----- Material for this task -----

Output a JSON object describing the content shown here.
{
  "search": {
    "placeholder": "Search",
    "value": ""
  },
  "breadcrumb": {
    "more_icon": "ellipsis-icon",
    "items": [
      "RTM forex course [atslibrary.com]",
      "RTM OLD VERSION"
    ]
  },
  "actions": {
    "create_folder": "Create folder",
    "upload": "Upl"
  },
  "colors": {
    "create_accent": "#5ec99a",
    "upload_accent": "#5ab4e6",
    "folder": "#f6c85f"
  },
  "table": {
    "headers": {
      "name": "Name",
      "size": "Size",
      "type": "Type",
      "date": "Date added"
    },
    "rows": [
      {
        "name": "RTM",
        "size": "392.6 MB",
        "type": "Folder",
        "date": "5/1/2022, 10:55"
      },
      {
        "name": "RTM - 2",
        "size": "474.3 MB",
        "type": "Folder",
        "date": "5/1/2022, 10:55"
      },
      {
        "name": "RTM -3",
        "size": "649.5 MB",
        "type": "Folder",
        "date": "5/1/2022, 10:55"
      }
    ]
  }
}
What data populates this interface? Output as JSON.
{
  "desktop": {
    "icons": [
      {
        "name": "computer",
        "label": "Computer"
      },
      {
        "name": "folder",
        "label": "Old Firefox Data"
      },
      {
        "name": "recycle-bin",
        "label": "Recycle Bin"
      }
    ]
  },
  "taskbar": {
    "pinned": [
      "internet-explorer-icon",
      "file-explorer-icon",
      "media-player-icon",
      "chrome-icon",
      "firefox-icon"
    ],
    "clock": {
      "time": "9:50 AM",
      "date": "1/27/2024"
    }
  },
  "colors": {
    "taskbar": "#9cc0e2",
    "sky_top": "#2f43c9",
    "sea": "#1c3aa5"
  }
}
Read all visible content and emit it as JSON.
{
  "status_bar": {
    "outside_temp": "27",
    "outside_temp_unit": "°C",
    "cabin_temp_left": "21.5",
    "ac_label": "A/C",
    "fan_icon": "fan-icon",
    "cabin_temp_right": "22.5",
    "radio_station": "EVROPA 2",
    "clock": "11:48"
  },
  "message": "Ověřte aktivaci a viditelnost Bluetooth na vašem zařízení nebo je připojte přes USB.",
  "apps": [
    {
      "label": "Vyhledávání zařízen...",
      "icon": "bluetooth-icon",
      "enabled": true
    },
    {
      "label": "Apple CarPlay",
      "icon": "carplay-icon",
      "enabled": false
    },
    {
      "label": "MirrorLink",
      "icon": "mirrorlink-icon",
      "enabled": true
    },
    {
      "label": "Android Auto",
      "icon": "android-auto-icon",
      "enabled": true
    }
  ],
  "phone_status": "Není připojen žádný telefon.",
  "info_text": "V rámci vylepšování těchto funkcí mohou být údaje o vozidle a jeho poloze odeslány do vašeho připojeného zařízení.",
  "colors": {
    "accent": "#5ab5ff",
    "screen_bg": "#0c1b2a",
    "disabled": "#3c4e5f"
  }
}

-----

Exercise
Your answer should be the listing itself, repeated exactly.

Exercise solution
Output a JSON object describing the content shown here.
{
  "search": {
    "placeholder": "Search",
    "value": ""
  },
  "breadcrumb": {
    "more_icon": "ellipsis-icon",
    "items": [
      "RTM forex course [atslibrary.com]",
      "RTM OLD VERSION"
    ]
  },
  "actions": {
    "create_folder": "Create folder",
    "upload": "Upl"
  },
  "colors": {
    "create_accent": "#5ec99a",
    "upload_accent": "#5ab4e6",
    "folder": "#f6c85f"
  },
  "table": {
    "headers": {
      "name": "Name",
      "size": "Size",
      "type": "Type",
      "date": "Date added"
    },
    "rows": [
      {
        "name": "RTM",
        "size": "392.6 MB",
        "type": "Folder",
        "date": "5/1/2022, 10:55"
      },
      {
        "name": "RTM - 2",
        "size": "474.3 MB",
        "type": "Folder",
        "date": "5/1/2022, 10:55"
      },
      {
        "name": "RTM -3",
        "size": "649.5 MB",
        "type": "Folder",
        "date": "5/1/2022, 10:55"
      }
    ]
  }
}
What data populates this interface? Output as JSON.
{
  "desktop": {
    "icons": [
      {
        "name": "computer",
        "label": "Computer"
      },
      {
        "name": "folder",
        "label": "Old Firefox Data"
      },
      {
        "name": "recycle-bin",
        "label": "Recycle Bin"
      }
    ]
  },
  "taskbar": {
    "pinned": [
      "internet-explorer-icon",
      "file-explorer-icon",
      "media-player-icon",
      "chrome-icon",
      "firefox-icon"
    ],
    "clock": {
      "time": "9:50 AM",
      "date": "1/27/2024"
    }
  },
  "colors": {
    "taskbar": "#9cc0e2",
    "sky_top": "#2f43c9",
    "sea": "#1c3aa5"
  }
}
Read all visible content and emit it as JSON.
{
  "status_bar": {
    "outside_temp": "27",
    "outside_temp_unit": "°C",
    "cabin_temp_left": "21.5",
    "ac_label": "A/C",
    "fan_icon": "fan-icon",
    "cabin_temp_right": "22.5",
    "radio_station": "EVROPA 2",
    "clock": "11:48"
  },
  "message": "Ověřte aktivaci a viditelnost Bluetooth na vašem zařízení nebo je připojte přes USB.",
  "apps": [
    {
      "label": "Vyhledávání zařízen...",
      "icon": "bluetooth-icon",
      "enabled": true
    },
    {
      "label": "Apple CarPlay",
      "icon": "carplay-icon",
      "enabled": false
    },
    {
      "label": "MirrorLink",
      "icon": "mirrorlink-icon",
      "enabled": true
    },
    {
      "label": "Android Auto",
      "icon": "android-auto-icon",
      "enabled": true
    }
  ],
  "phone_status": "Není připojen žádný telefon.",
  "info_text": "V rámci vylepšování těchto funkcí mohou být údaje o vozidle a jeho poloze odeslány do vašeho připojeného zařízení.",
  "colors": {
    "accent": "#5ab5ff",
    "screen_bg": "#0c1b2a",
    "disabled": "#3c4e5f"
  }
}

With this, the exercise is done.